## WHAT TO WORK ON
Report the count of lines below that include "Flyers", without any other text.

Content starts

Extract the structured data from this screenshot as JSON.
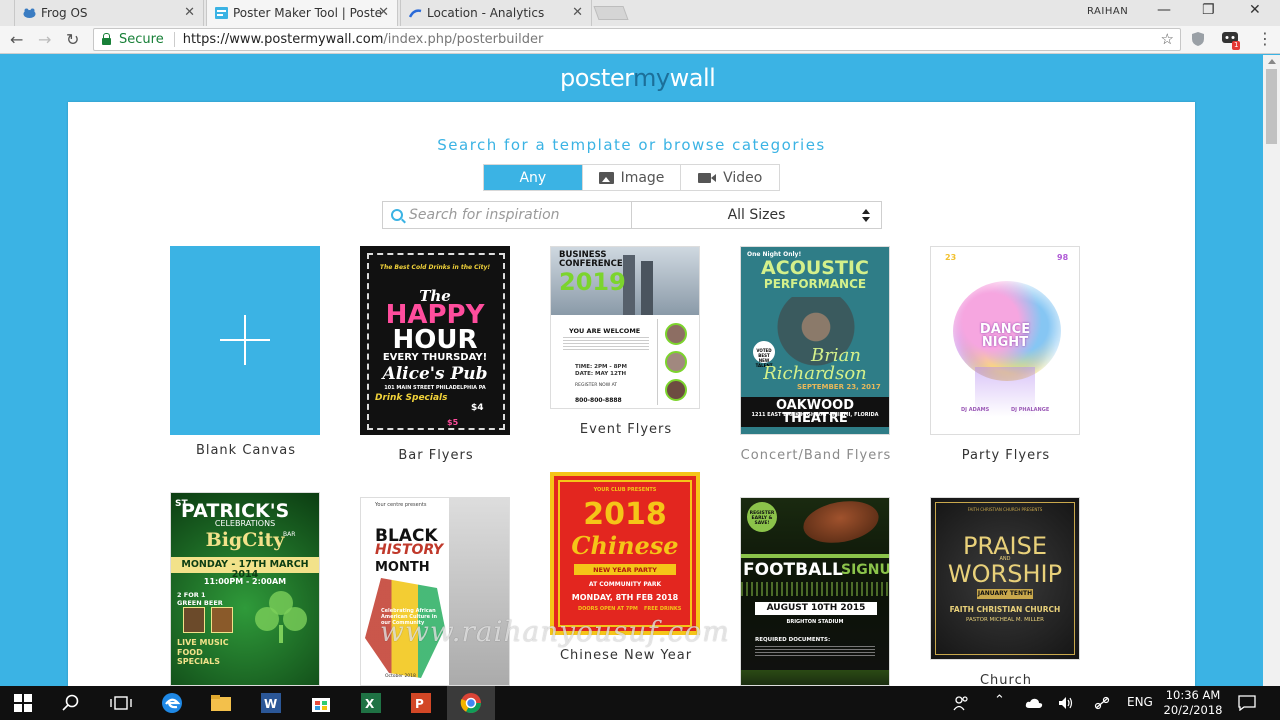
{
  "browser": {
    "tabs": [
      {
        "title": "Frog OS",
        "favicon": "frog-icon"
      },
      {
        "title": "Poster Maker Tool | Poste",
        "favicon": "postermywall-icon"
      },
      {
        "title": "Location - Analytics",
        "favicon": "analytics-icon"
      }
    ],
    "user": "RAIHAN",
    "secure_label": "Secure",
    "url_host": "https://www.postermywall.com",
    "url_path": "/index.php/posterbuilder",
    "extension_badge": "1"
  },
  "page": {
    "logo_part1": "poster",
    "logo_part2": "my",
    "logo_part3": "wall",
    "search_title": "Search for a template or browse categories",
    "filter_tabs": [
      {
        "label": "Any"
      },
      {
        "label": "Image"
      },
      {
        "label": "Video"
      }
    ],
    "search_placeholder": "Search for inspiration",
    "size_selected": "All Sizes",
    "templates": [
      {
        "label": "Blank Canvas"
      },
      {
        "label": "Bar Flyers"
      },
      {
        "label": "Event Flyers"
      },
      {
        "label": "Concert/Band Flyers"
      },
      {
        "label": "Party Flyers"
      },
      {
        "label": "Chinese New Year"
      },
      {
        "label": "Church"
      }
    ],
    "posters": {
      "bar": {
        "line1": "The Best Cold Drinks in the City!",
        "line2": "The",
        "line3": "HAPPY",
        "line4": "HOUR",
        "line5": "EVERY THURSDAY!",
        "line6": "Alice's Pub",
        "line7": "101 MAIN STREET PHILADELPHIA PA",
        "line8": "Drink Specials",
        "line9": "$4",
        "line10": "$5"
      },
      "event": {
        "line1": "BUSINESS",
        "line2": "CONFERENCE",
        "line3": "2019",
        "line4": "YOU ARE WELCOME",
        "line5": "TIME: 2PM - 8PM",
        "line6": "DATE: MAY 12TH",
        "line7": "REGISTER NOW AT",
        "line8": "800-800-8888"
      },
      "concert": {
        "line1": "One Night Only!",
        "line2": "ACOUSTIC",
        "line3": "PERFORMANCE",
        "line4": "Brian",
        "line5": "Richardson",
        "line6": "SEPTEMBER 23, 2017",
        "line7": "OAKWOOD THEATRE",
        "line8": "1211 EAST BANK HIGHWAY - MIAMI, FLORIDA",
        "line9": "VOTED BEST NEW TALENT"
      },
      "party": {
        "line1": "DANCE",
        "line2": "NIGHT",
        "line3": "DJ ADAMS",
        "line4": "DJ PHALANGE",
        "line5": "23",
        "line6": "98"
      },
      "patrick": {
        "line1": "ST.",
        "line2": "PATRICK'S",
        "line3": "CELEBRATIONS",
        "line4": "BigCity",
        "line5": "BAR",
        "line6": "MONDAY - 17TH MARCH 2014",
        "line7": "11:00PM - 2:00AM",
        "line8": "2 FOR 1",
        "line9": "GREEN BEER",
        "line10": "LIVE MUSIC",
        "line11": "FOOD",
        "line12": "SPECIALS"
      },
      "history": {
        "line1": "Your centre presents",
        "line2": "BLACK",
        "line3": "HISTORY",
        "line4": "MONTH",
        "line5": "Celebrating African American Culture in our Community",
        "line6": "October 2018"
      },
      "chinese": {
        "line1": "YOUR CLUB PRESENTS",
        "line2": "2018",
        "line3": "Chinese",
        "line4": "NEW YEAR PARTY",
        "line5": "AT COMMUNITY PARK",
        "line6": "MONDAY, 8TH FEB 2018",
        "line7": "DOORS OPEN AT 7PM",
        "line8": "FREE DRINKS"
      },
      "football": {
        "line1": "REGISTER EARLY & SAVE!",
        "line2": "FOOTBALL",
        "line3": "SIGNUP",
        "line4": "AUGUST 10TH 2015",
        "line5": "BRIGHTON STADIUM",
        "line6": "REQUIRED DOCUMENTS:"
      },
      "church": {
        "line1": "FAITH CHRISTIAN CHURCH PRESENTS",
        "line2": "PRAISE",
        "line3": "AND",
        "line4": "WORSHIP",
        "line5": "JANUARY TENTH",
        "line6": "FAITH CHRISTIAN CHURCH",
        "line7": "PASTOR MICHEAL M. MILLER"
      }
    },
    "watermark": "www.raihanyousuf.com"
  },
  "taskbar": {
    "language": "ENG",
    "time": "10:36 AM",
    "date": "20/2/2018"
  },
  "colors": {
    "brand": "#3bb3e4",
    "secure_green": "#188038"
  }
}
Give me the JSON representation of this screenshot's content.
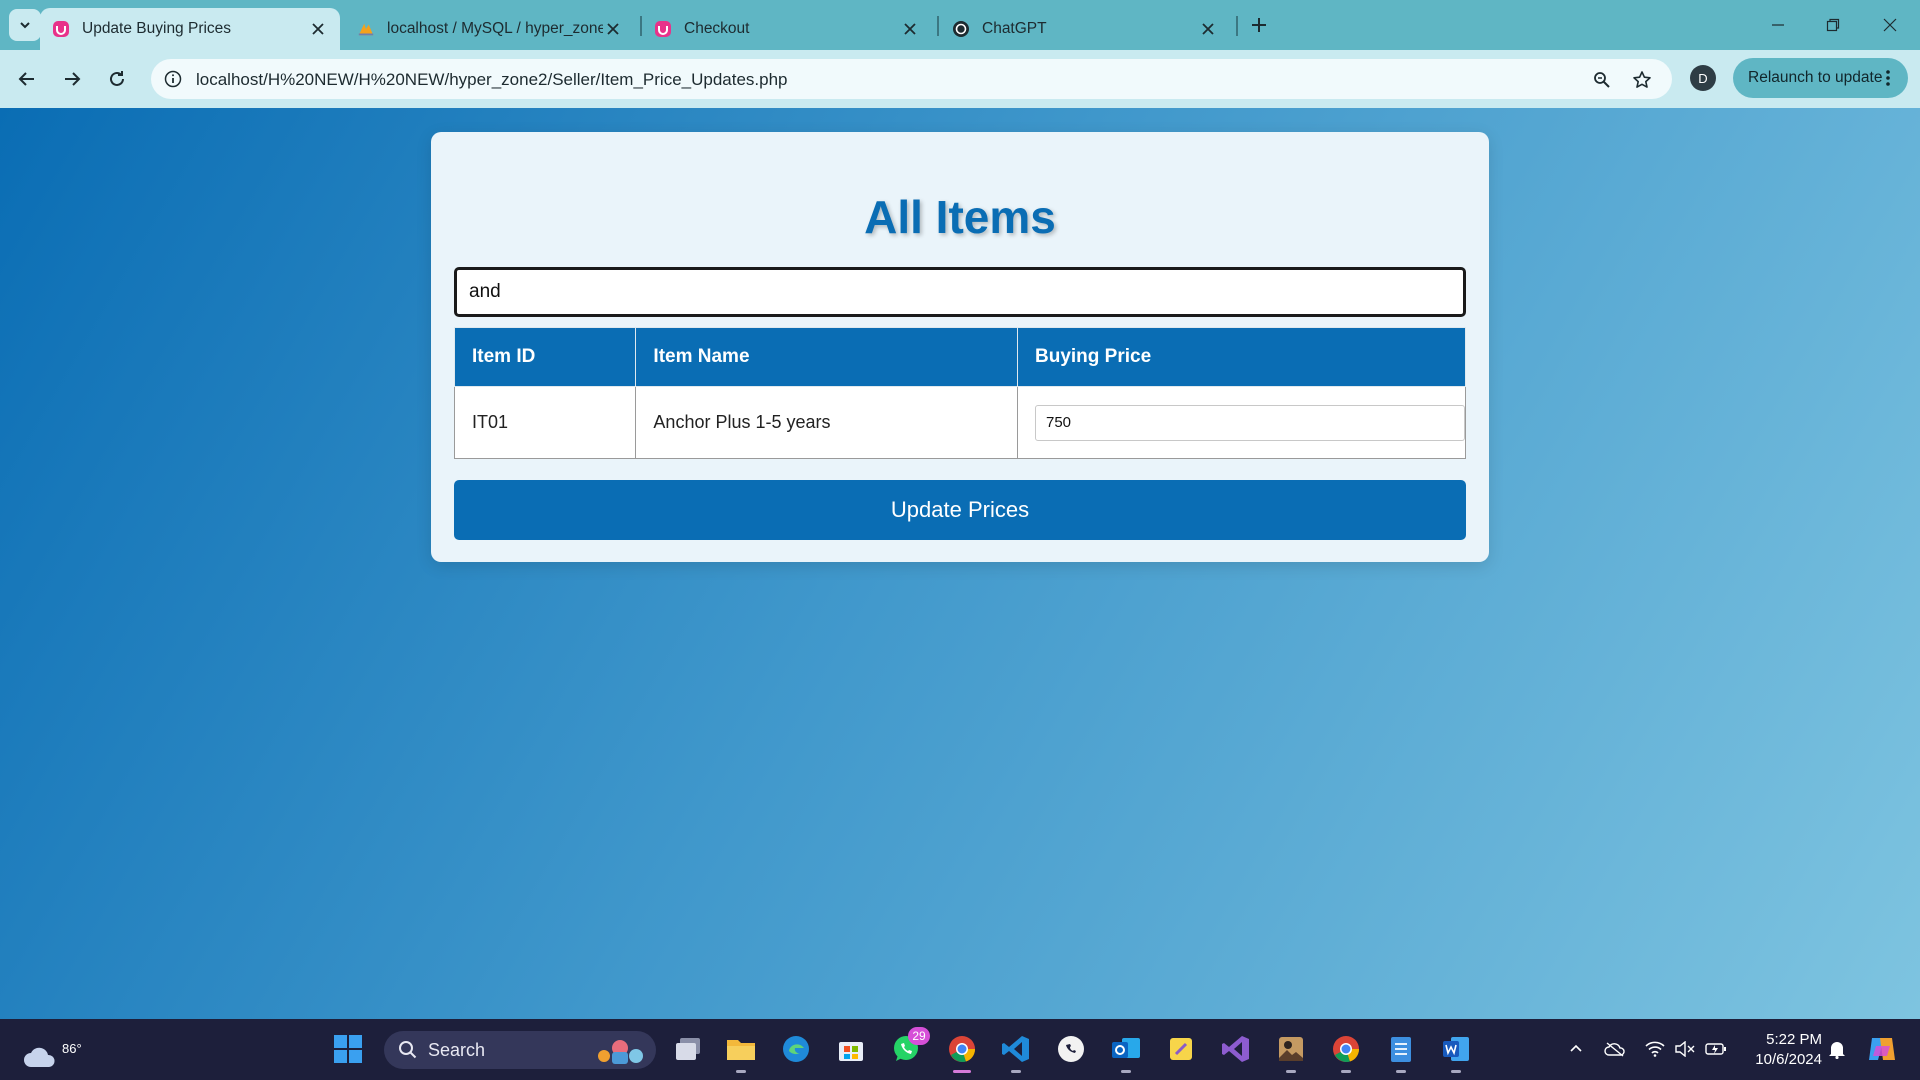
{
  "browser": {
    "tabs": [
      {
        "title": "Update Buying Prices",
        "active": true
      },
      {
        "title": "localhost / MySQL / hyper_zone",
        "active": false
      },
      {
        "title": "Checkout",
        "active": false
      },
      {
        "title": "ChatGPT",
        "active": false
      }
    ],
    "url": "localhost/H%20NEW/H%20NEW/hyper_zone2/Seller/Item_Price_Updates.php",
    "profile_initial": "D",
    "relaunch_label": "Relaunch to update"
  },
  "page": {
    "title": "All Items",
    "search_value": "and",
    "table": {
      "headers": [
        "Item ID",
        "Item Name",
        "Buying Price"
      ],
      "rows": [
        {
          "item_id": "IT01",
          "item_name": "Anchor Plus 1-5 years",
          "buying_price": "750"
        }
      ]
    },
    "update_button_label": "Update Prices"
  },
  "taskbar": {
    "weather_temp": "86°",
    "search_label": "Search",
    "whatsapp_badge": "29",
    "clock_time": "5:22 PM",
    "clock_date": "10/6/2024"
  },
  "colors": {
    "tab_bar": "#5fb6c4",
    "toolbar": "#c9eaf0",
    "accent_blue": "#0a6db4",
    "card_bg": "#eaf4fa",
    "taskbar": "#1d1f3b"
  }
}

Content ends

## EXERCISE RESULT
4